___ Information provided
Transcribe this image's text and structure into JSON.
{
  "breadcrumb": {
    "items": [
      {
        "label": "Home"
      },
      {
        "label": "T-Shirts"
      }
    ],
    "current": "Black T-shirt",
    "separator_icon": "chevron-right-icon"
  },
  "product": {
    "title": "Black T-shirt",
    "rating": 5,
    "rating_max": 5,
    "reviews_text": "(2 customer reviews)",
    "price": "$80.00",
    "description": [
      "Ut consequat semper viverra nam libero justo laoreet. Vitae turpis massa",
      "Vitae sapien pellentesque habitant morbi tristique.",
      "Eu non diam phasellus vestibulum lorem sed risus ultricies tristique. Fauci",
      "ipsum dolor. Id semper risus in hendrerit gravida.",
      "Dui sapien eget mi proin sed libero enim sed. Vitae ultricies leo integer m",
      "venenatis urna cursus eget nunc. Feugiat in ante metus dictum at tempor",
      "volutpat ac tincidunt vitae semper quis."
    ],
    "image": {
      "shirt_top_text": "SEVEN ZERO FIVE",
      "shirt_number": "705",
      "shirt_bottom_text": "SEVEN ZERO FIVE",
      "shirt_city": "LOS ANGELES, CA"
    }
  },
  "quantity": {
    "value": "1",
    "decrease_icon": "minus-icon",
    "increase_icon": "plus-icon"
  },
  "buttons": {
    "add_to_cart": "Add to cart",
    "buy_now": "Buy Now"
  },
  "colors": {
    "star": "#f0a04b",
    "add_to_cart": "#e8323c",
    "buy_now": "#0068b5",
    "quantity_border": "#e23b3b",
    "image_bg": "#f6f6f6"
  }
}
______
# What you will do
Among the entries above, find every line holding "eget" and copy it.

# Solution to this exercise
      "Dui sapien eget mi proin sed libero enim sed. Vitae ultricies leo integer m",
      "venenatis urna cursus eget nunc. Feugiat in ante metus dictum at tempor",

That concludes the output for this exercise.